Dataset records below:

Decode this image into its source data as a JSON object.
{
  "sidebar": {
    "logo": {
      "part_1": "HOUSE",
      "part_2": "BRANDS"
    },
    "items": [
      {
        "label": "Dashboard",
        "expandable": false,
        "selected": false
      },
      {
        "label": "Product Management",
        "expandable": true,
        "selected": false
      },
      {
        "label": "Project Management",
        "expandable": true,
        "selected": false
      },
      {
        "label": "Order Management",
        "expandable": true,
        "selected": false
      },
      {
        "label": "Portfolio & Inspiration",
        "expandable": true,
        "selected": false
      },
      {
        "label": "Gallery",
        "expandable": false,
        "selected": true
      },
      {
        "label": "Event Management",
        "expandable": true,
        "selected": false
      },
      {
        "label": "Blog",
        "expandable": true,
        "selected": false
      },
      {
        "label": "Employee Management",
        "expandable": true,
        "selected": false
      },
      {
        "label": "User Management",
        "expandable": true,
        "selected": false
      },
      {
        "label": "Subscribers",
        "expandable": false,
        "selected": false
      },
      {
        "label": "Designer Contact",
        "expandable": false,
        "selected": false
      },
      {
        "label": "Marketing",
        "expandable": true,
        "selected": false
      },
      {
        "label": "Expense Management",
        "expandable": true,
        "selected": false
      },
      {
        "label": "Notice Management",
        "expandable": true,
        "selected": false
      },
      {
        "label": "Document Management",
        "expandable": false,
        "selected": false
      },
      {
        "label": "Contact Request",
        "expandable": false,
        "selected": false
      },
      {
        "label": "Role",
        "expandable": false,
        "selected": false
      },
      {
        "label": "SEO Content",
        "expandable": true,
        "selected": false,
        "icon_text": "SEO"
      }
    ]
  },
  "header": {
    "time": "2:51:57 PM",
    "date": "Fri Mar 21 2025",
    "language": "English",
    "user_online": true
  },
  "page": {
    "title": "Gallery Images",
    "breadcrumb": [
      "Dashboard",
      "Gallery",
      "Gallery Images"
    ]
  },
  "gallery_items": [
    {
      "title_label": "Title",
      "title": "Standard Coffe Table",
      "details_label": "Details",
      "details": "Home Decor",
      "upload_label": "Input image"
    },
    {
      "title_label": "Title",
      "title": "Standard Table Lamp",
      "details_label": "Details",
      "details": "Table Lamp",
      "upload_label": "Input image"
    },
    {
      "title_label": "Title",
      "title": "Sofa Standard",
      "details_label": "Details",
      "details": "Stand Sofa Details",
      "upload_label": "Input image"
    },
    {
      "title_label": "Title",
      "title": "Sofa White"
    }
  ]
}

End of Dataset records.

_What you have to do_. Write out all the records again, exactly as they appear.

_Solution for this task_.
Decode this image into its source data as a JSON object.
{
  "sidebar": {
    "logo": {
      "part_1": "HOUSE",
      "part_2": "BRANDS"
    },
    "items": [
      {
        "label": "Dashboard",
        "expandable": false,
        "selected": false
      },
      {
        "label": "Product Management",
        "expandable": true,
        "selected": false
      },
      {
        "label": "Project Management",
        "expandable": true,
        "selected": false
      },
      {
        "label": "Order Management",
        "expandable": true,
        "selected": false
      },
      {
        "label": "Portfolio & Inspiration",
        "expandable": true,
        "selected": false
      },
      {
        "label": "Gallery",
        "expandable": false,
        "selected": true
      },
      {
        "label": "Event Management",
        "expandable": true,
        "selected": false
      },
      {
        "label": "Blog",
        "expandable": true,
        "selected": false
      },
      {
        "label": "Employee Management",
        "expandable": true,
        "selected": false
      },
      {
        "label": "User Management",
        "expandable": true,
        "selected": false
      },
      {
        "label": "Subscribers",
        "expandable": false,
        "selected": false
      },
      {
        "label": "Designer Contact",
        "expandable": false,
        "selected": false
      },
      {
        "label": "Marketing",
        "expandable": true,
        "selected": false
      },
      {
        "label": "Expense Management",
        "expandable": true,
        "selected": false
      },
      {
        "label": "Notice Management",
        "expandable": true,
        "selected": false
      },
      {
        "label": "Document Management",
        "expandable": false,
        "selected": false
      },
      {
        "label": "Contact Request",
        "expandable": false,
        "selected": false
      },
      {
        "label": "Role",
        "expandable": false,
        "selected": false
      },
      {
        "label": "SEO Content",
        "expandable": true,
        "selected": false,
        "icon_text": "SEO"
      }
    ]
  },
  "header": {
    "time": "2:51:57 PM",
    "date": "Fri Mar 21 2025",
    "language": "English",
    "user_online": true
  },
  "page": {
    "title": "Gallery Images",
    "breadcrumb": [
      "Dashboard",
      "Gallery",
      "Gallery Images"
    ]
  },
  "gallery_items": [
    {
      "title_label": "Title",
      "title": "Standard Coffe Table",
      "details_label": "Details",
      "details": "Home Decor",
      "upload_label": "Input image"
    },
    {
      "title_label": "Title",
      "title": "Standard Table Lamp",
      "details_label": "Details",
      "details": "Table Lamp",
      "upload_label": "Input image"
    },
    {
      "title_label": "Title",
      "title": "Sofa Standard",
      "details_label": "Details",
      "details": "Stand Sofa Details",
      "upload_label": "Input image"
    },
    {
      "title_label": "Title",
      "title": "Sofa White"
    }
  ]
}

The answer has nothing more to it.